The basket of livelihood activities for each location is identified based on local practices, agro-climatic conditions, resource availability, the demands from the community and the strength of Government programmes. In the project location of Masalia block in Dumka district in Jharkhand state of India, NTFP based activities were identified for intervention. After deliberations with the community and government officials, Tamarind and Mahua were selected as the focus products. The versatile Mahua tree, revered in Jharkhand’s indigenous culture, offers diverse produce including the mahua flowers that are primarily used for making alcoholic beverages. Mahua offers nutritional and medicinal properties which are unexplored to a great extent. Further, these flowers are not plucked but handpicked from the forest floor that are at times bushy, dense, and inaccessible. For convenience in collection, the forest floors are often set on fire limiting the collection and destroying the biodiversity. Similarly, tamarind is a widely cultivated tree in India with significant scope for value addition. Limited awareness, grading and storage facilities affected the quality of produce and thus, marketability.
The ERADA project works with 228 mahua farmers and 54 tamarind farmers in Masalia. All of them are women farmers from indigenous tribal communities, and part of the women Self-Help Groups under the National Rural Livelihood Mission (NRLM) of the Government of India. Firstly, an intensive diagnostic exercise was conducted to analyse the current conditions, local practices, quality of infrastructure, government programmes etc. Accordingly, the training sessions were organised alongside the harvest seasons of mahua and tamarind, to enable hands-on training and application of the learnings immediately.
Better collection of mahua flower was demonstrated by tying a net and pegging it under the tree to avoid the flowers from falling on the ground. Collected mahua flowers in the nets are harvested easily minimizing losses and preserving the forest floor. This enabled a larger quality harvest enabling farmers earn 0.39 euros per kilo compared to 0.17 euros per kilo last year.
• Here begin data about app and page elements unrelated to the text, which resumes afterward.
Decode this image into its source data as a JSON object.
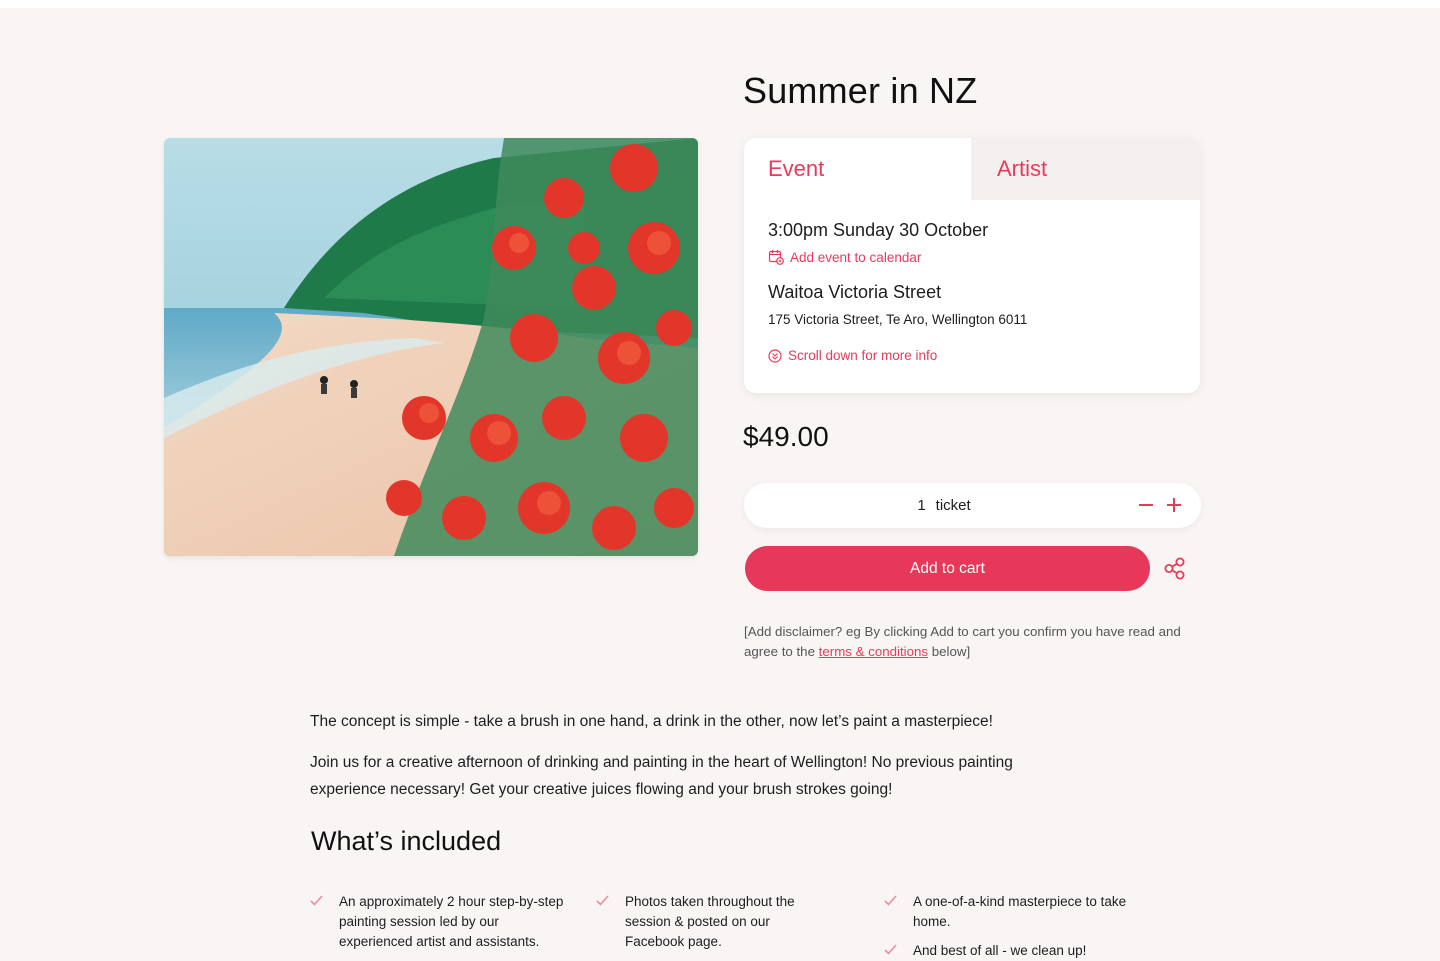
{
  "event": {
    "title": "Summer in NZ",
    "tabs": [
      "Event",
      "Artist"
    ],
    "datetime": "3:00pm Sunday 30 October",
    "add_calendar_label": "Add event to calendar",
    "venue": "Waitoa Victoria Street",
    "address": "175 Victoria Street, Te Aro, Wellington 6011",
    "scroll_label": "Scroll down for more info"
  },
  "price": "$49.00",
  "quantity": {
    "value": "1",
    "unit": "ticket"
  },
  "cart": {
    "add_label": "Add to cart"
  },
  "disclaimer": {
    "before": "[Add disclaimer? eg By clicking Add to cart you confirm you have read and agree to the ",
    "link": "terms & conditions",
    "after": " below]"
  },
  "description": [
    "The concept is simple - take a brush in one hand, a drink in the other, now let’s paint a masterpiece!",
    "Join us for a creative afternoon of drinking and painting in the heart of Wellington! No previous painting experience necessary! Get your creative juices flowing and your brush strokes going!"
  ],
  "included": {
    "title": "What’s included",
    "items": [
      "An approximately 2 hour step-by-step painting session led by our experienced artist and assistants.",
      "Photos taken throughout the session & posted on our Facebook page.",
      "A one-of-a-kind masterpiece to take home.",
      "And best of all - we clean up!"
    ]
  },
  "colors": {
    "accent": "#e8385a",
    "background": "#f9f5f5"
  },
  "icons": [
    "calendar-icon",
    "scroll-down-icon",
    "minus-icon",
    "plus-icon",
    "share-icon",
    "check-icon"
  ]
}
Natural drying methods, quality check and value addition of mahua flowers into making snacks and food products were also part of the training sessions. This enabled the farmers explore an additional income of up to 1.65 euros per kilo of snacks such as mahua laddoos from the sale in local markets.
In the case of tamarind, value addition, primary processing, grading and sorting were the key focus areas in the training and demonstrations. Tamarind candy and tamarind date sauce were two innovative products that sold well in the local markets. All trainings were done in convergence with the NRLM, the district forest department and the local government administration.
Overall, the focus of ERADA project in Masalia was to improve the quality of NTFP products and increase the income generation of vulnerable forest dweller households. Through enhanced knowledge and technical inputs on sustainable harvesting, processing, value addition and marketing strategies, the women farmers are more confident to continue with and promote NTFP based livelihoods. This is improving their livelihood security, especially in the times of degrading and overexploited natural resources. There is a long way to go to ensure sustained impacts, but the story so far is promising. The way ahead will focus on strengthening convergence with the government programmes, civil society and other institutions to ensure access to finance and markets, and empowering community owned entrepreneurship development.
Link to the further materials
Ms. Meekha Hannah Paul
Rural development, Rural Livelihoods, Forest based livelihoods, MGNREGA, Public Employment Programme, Indigenous communities, Jharkhand, NTFP